“That is the food that comes from seed that has been genetically engineered. That is the food that comes from large-scale monoculture farms. That is the food that has been heavily processed. And that is why we are now in a situation where more people in the world – and this includes developing countries – are dying from being overweight or obese, or from the related issues that come up in terms of their health, rather than from starvation, and that’s because they all lack micronutrients. They’re malnourished; they’re stuffed and starved, and I think that this is one of the greatest travesties.
“When we spend our time and energy saying `we need to find cheap food for people who don’t have a lot of money’, I think we need to be fighting for higher wages, for everybody, so no-one’s having to make a decision around feeding their child heavily processed, crap food because it’s all they can afford … Why has the chasm grown between rich and poor people? Why are we now creating divides around who has the luxury of eating well?”
For Sethi, the solutions come from consultation and conversation – meeting and eating with people who have polar opposite views. “There are behavioural economists who suggest that we all possess a finite pool of worry, so if you want me to worry about the polar bears on the melting ice-floes, you’re going to have to frame that story in the context of what I already care about, or you have to displace, pull out, one of the worries that’s already in my pool of worry so that I can have space to create or to care about what you want me to care about.
“That’s our biggest challenge,” she says, “to find meaning in all of this chaos and all of this sadness and to strive to find the intersection, because connection seems to be in rapid extinction or a perilous place right now. Figuring out ways to hate each other seems really, really easy, so the greater challenge here is to find ways to return to each other.”
By telling the stories of farmers, seed breeders, chefs and diners, Sethi and Barber are driving a diet-directed change in the way we see farming and the way we see food.

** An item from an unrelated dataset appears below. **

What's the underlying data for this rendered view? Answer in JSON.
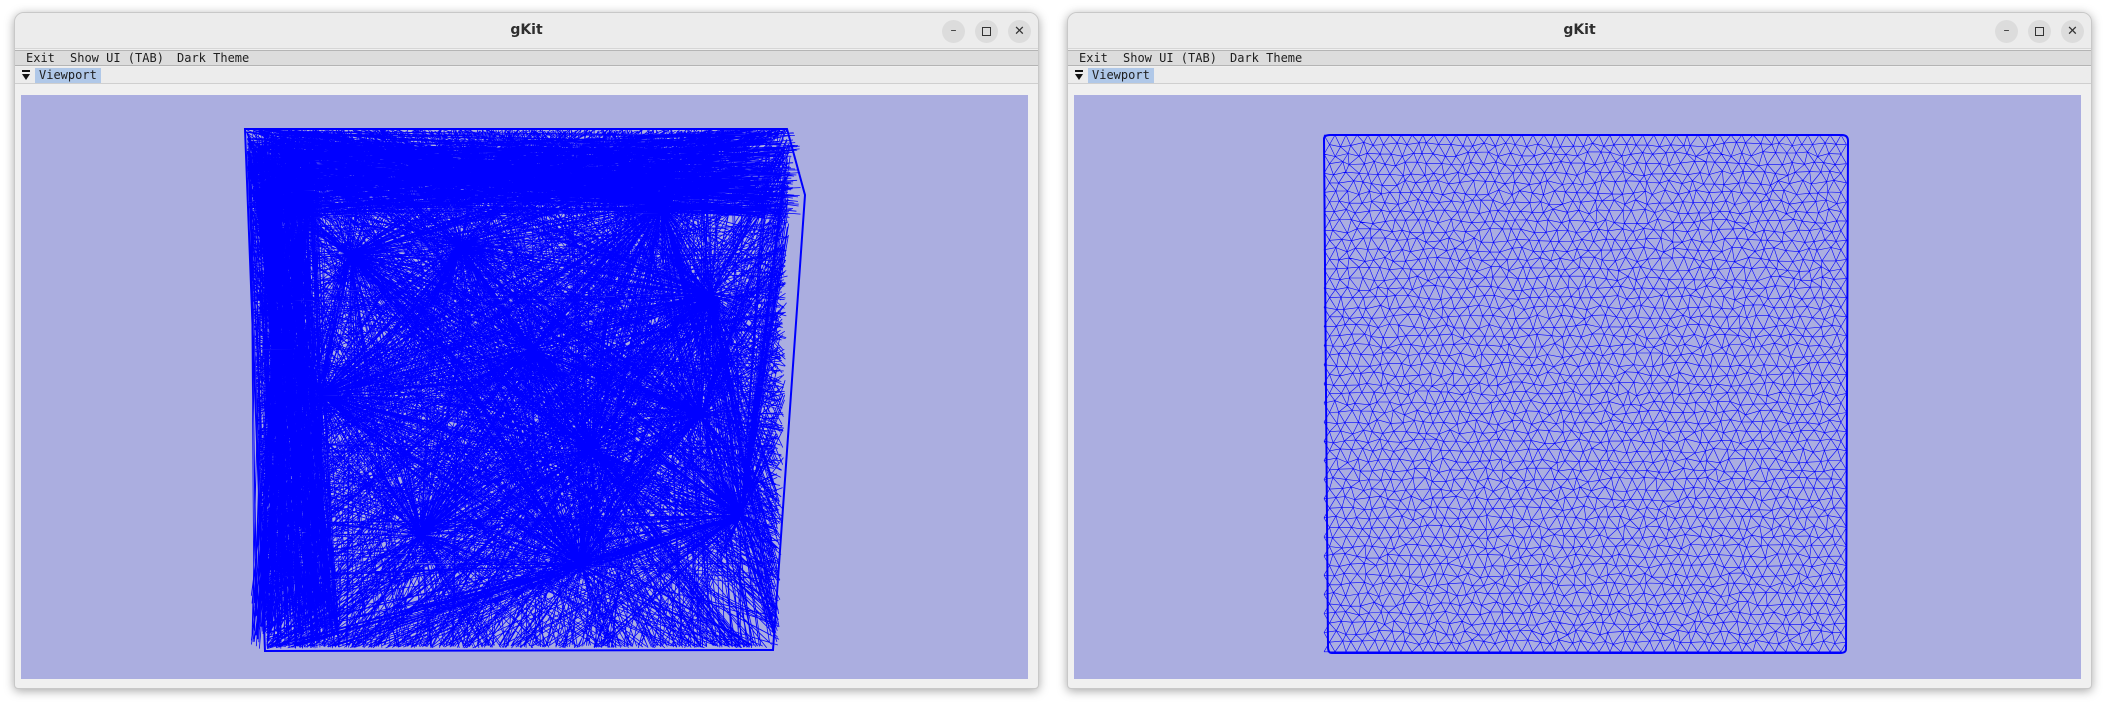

“It’s possible to imagine a cuisine,” says Barber, “where the intersection of agriculture and natural ecological functioning can come together and actually improve the environment.”
Dan Barber is appearing at Adelaide Writers’ Week and at the Adelaide Festival
The Third Plate: Dan Barber
Wednesday, March 4, 12pm
Food Pioneers: Dan Barber
Pioneer Women’s Memorial Garden
Thursday, March 5, 12pm
Simran Sethi will speak as part of WOMADelaide’s Planet Talks program
Creating Hope: in conversation with Simran Sethi and Sylvia Earle
Monday, March 9, 5pm